Continuing a foreign policy that seems to be explicitly aimed in every direction but Moscow’s, Ukraine has just concluded a Presidential-level delegation to the United Arab Emirates in order to expand bilateral relations, open new trade and cooperation opportunities, and — indirectly — remind Moscow that there are other sources of oil and natural gas than Russia.
Ukrainian Minister of Justice Oleksandr Lavrynovych and his counterpart in the UAE, Hadef Al Dhaheri, signed three treaties on reciprocity on criminal matters, reciprocity on civil and commercial matters, and criminal extradition; simultaneously, the two governments signed a series of other agreements, on air transport and higher education among other things.
While all good and valuable, there were two larger events in play on this trip, which continued in Qatar.
First, Ukrainian President Viktor Yanukovych took the opportunity to announce a new series of land reforms and efforts at deregulation. While pitched at UAE investors — harmed but not nearly so damaged by the financial crises of the last five years as in other countries — the larger message was a good one for Ukraine, which faces severe headwinds economically in the coming months and years. Russia is more determined than ever to bring Ukraine into its fold, which will necessarily mean another tense winter struggle with Russian state-owned gas giant Gazprom; and the economic slowdown across the globe will dampen export markets on which Ukraine’s industrial capacity relies.

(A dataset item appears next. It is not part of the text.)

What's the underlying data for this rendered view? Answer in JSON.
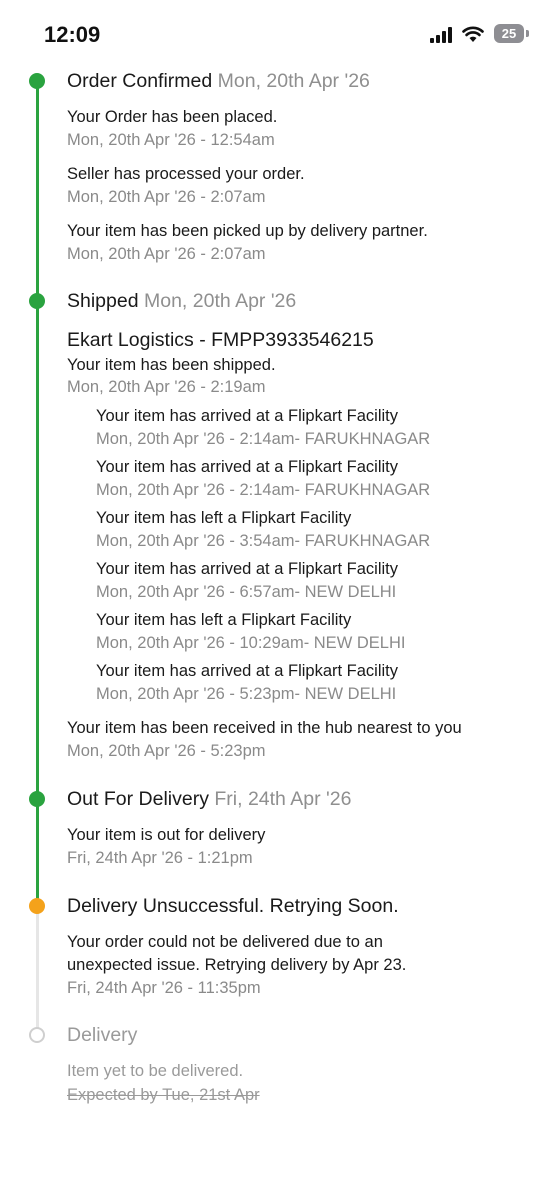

Deregulation — including, critically, land use and ownership reform — and efforts to rationalize and lower the tax code are some of the handful of weapons a post-Soviet state has at its disposal. Coupled with a highly-educated workforce and an under-appreciated work ethic, Ukraine will have new tools to lure foreign investment and, critically, the seeds of growth, even as the world tips into recession.
Focused eternally on the nominal plight of former Prime Minister Yulia Tymoshenko (though curiously not her alliance with fascists), the diplomatic and media worlds have largely overlooked the series of reforms Yanukovych has pressed through Parliament since taking office, at a rather marked cost to his own political standing. Yanukovych is the first to agree that more needs to be done, and quickly; but if the reform program continues, there is some hope for Ukraine’s economy even in the face of the dismal economic picture and demographic hurdles Ukraine faces.
At least as importantly as the actual agreements is the second value of Yanukovych’s public appearance in the UAE: a very obvious shot across the Russian bow. While importing oil and natural gas over seas is more expensive than yanking the petrochemicals through existing pipes, Ukraine’s first order of business is and must be breaking Russia’s stranglehold over Ukraine’s, and by extension Europe’s, energy security. Recent meetings with Azerbaijan, the UAE, and other producers are designed to both open new markets and to remind Russia that there are, so to speak, other fish in the sea.
A mere agreement or two with the UAE or even all of the Gulf states will not change Russian intransigence, but the efforts are not so much designed to scare off Russia as to unwind the disastrous deal Tymoshenko illegally signed, binding Ukraine to exorbitantly high natural gas prices and crippling the country’s economy.
And if the Russians won’t give even then? At some point, it really will become cheaper in every sense to import petrochemicals from the Gulf. This trip was a good first start.
Image Copyright Shutterstock.com/Philip Lange